(Record excerpts Opens)
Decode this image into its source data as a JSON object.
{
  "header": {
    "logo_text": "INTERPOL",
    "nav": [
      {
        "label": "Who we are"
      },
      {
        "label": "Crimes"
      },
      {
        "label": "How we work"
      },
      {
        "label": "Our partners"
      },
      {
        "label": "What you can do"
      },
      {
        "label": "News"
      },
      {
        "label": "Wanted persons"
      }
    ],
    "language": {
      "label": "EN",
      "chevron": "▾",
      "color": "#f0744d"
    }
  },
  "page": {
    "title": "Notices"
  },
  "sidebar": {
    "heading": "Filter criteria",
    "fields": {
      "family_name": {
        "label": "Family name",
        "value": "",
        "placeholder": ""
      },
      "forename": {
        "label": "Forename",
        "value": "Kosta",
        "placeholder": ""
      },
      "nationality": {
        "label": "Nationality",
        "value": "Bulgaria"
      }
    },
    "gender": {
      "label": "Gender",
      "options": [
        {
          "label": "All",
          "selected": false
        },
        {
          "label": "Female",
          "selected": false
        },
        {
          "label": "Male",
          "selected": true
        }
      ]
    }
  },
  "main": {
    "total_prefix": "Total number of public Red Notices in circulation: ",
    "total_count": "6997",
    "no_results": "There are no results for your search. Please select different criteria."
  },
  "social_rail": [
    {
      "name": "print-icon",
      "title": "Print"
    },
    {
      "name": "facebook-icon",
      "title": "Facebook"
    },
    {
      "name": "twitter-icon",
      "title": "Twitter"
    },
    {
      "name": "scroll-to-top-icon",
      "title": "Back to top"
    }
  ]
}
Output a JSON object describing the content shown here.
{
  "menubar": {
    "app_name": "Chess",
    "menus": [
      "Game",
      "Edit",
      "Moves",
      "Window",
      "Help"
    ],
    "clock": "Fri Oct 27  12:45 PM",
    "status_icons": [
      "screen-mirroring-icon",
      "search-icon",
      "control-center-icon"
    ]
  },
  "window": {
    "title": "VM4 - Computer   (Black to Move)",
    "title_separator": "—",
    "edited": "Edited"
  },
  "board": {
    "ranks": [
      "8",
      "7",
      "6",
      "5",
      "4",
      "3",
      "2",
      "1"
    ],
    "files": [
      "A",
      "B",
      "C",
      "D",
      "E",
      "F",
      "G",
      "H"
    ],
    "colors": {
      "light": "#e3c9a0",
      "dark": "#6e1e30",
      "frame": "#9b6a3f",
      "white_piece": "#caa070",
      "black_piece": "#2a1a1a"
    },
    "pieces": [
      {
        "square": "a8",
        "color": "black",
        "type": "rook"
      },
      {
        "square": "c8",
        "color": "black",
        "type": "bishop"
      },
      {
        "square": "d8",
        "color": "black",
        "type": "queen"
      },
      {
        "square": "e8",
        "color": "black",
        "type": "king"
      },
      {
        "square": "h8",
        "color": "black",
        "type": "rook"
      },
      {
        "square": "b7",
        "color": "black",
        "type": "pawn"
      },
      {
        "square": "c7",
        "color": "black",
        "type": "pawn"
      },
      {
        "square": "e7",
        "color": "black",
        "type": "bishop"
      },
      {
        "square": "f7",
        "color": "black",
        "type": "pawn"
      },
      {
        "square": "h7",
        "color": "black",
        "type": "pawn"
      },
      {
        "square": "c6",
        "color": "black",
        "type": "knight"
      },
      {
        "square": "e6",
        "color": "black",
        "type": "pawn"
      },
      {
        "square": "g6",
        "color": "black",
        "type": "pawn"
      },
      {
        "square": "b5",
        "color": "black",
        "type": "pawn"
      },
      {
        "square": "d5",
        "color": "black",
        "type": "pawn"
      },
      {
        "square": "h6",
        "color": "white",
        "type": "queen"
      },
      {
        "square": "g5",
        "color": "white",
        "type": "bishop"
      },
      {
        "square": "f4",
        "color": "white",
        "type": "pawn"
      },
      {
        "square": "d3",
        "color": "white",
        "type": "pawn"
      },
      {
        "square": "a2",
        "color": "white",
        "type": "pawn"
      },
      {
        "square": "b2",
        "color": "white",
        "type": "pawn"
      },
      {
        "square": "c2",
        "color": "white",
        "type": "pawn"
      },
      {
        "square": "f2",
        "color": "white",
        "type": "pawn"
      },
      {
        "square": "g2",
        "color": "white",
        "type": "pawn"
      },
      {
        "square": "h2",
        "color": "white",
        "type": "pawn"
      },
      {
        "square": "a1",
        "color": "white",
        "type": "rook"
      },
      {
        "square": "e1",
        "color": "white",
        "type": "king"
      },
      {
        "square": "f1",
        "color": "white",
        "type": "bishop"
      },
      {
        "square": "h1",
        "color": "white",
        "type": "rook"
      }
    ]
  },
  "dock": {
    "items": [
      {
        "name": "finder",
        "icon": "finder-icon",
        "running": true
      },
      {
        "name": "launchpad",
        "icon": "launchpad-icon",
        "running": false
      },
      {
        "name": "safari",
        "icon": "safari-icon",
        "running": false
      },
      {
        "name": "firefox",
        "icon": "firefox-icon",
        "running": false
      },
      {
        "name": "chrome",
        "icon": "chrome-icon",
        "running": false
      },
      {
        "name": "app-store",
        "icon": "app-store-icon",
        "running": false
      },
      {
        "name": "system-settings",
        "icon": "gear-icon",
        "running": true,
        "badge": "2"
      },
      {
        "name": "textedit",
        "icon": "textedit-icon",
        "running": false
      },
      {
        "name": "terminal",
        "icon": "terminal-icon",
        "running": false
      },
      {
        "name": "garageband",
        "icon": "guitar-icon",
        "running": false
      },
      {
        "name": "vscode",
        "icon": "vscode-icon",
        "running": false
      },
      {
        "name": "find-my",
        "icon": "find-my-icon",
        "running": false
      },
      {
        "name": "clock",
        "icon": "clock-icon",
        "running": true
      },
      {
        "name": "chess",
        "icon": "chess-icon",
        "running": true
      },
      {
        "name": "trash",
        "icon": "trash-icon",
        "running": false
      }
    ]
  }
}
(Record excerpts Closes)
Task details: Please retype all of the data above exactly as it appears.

Response box:
Decode this image into its source data as a JSON object.
{
  "header": {
    "logo_text": "INTERPOL",
    "nav": [
      {
        "label": "Who we are"
      },
      {
        "label": "Crimes"
      },
      {
        "label": "How we work"
      },
      {
        "label": "Our partners"
      },
      {
        "label": "What you can do"
      },
      {
        "label": "News"
      },
      {
        "label": "Wanted persons"
      }
    ],
    "language": {
      "label": "EN",
      "chevron": "▾",
      "color": "#f0744d"
    }
  },
  "page": {
    "title": "Notices"
  },
  "sidebar": {
    "heading": "Filter criteria",
    "fields": {
      "family_name": {
        "label": "Family name",
        "value": "",
        "placeholder": ""
      },
      "forename": {
        "label": "Forename",
        "value": "Kosta",
        "placeholder": ""
      },
      "nationality": {
        "label": "Nationality",
        "value": "Bulgaria"
      }
    },
    "gender": {
      "label": "Gender",
      "options": [
        {
          "label": "All",
          "selected": false
        },
        {
          "label": "Female",
          "selected": false
        },
        {
          "label": "Male",
          "selected": true
        }
      ]
    }
  },
  "main": {
    "total_prefix": "Total number of public Red Notices in circulation: ",
    "total_count": "6997",
    "no_results": "There are no results for your search. Please select different criteria."
  },
  "social_rail": [
    {
      "name": "print-icon",
      "title": "Print"
    },
    {
      "name": "facebook-icon",
      "title": "Facebook"
    },
    {
      "name": "twitter-icon",
      "title": "Twitter"
    },
    {
      "name": "scroll-to-top-icon",
      "title": "Back to top"
    }
  ]
}
Output a JSON object describing the content shown here.
{
  "menubar": {
    "app_name": "Chess",
    "menus": [
      "Game",
      "Edit",
      "Moves",
      "Window",
      "Help"
    ],
    "clock": "Fri Oct 27  12:45 PM",
    "status_icons": [
      "screen-mirroring-icon",
      "search-icon",
      "control-center-icon"
    ]
  },
  "window": {
    "title": "VM4 - Computer   (Black to Move)",
    "title_separator": "—",
    "edited": "Edited"
  },
  "board": {
    "ranks": [
      "8",
      "7",
      "6",
      "5",
      "4",
      "3",
      "2",
      "1"
    ],
    "files": [
      "A",
      "B",
      "C",
      "D",
      "E",
      "F",
      "G",
      "H"
    ],
    "colors": {
      "light": "#e3c9a0",
      "dark": "#6e1e30",
      "frame": "#9b6a3f",
      "white_piece": "#caa070",
      "black_piece": "#2a1a1a"
    },
    "pieces": [
      {
        "square": "a8",
        "color": "black",
        "type": "rook"
      },
      {
        "square": "c8",
        "color": "black",
        "type": "bishop"
      },
      {
        "square": "d8",
        "color": "black",
        "type": "queen"
      },
      {
        "square": "e8",
        "color": "black",
        "type": "king"
      },
      {
        "square": "h8",
        "color": "black",
        "type": "rook"
      },
      {
        "square": "b7",
        "color": "black",
        "type": "pawn"
      },
      {
        "square": "c7",
        "color": "black",
        "type": "pawn"
      },
      {
        "square": "e7",
        "color": "black",
        "type": "bishop"
      },
      {
        "square": "f7",
        "color": "black",
        "type": "pawn"
      },
      {
        "square": "h7",
        "color": "black",
        "type": "pawn"
      },
      {
        "square": "c6",
        "color": "black",
        "type": "knight"
      },
      {
        "square": "e6",
        "color": "black",
        "type": "pawn"
      },
      {
        "square": "g6",
        "color": "black",
        "type": "pawn"
      },
      {
        "square": "b5",
        "color": "black",
        "type": "pawn"
      },
      {
        "square": "d5",
        "color": "black",
        "type": "pawn"
      },
      {
        "square": "h6",
        "color": "white",
        "type": "queen"
      },
      {
        "square": "g5",
        "color": "white",
        "type": "bishop"
      },
      {
        "square": "f4",
        "color": "white",
        "type": "pawn"
      },
      {
        "square": "d3",
        "color": "white",
        "type": "pawn"
      },
      {
        "square": "a2",
        "color": "white",
        "type": "pawn"
      },
      {
        "square": "b2",
        "color": "white",
        "type": "pawn"
      },
      {
        "square": "c2",
        "color": "white",
        "type": "pawn"
      },
      {
        "square": "f2",
        "color": "white",
        "type": "pawn"
      },
      {
        "square": "g2",
        "color": "white",
        "type": "pawn"
      },
      {
        "square": "h2",
        "color": "white",
        "type": "pawn"
      },
      {
        "square": "a1",
        "color": "white",
        "type": "rook"
      },
      {
        "square": "e1",
        "color": "white",
        "type": "king"
      },
      {
        "square": "f1",
        "color": "white",
        "type": "bishop"
      },
      {
        "square": "h1",
        "color": "white",
        "type": "rook"
      }
    ]
  },
  "dock": {
    "items": [
      {
        "name": "finder",
        "icon": "finder-icon",
        "running": true
      },
      {
        "name": "launchpad",
        "icon": "launchpad-icon",
        "running": false
      },
      {
        "name": "safari",
        "icon": "safari-icon",
        "running": false
      },
      {
        "name": "firefox",
        "icon": "firefox-icon",
        "running": false
      },
      {
        "name": "chrome",
        "icon": "chrome-icon",
        "running": false
      },
      {
        "name": "app-store",
        "icon": "app-store-icon",
        "running": false
      },
      {
        "name": "system-settings",
        "icon": "gear-icon",
        "running": true,
        "badge": "2"
      },
      {
        "name": "textedit",
        "icon": "textedit-icon",
        "running": false
      },
      {
        "name": "terminal",
        "icon": "terminal-icon",
        "running": false
      },
      {
        "name": "garageband",
        "icon": "guitar-icon",
        "running": false
      },
      {
        "name": "vscode",
        "icon": "vscode-icon",
        "running": false
      },
      {
        "name": "find-my",
        "icon": "find-my-icon",
        "running": false
      },
      {
        "name": "clock",
        "icon": "clock-icon",
        "running": true
      },
      {
        "name": "chess",
        "icon": "chess-icon",
        "running": true
      },
      {
        "name": "trash",
        "icon": "trash-icon",
        "running": false
      }
    ]
  }
}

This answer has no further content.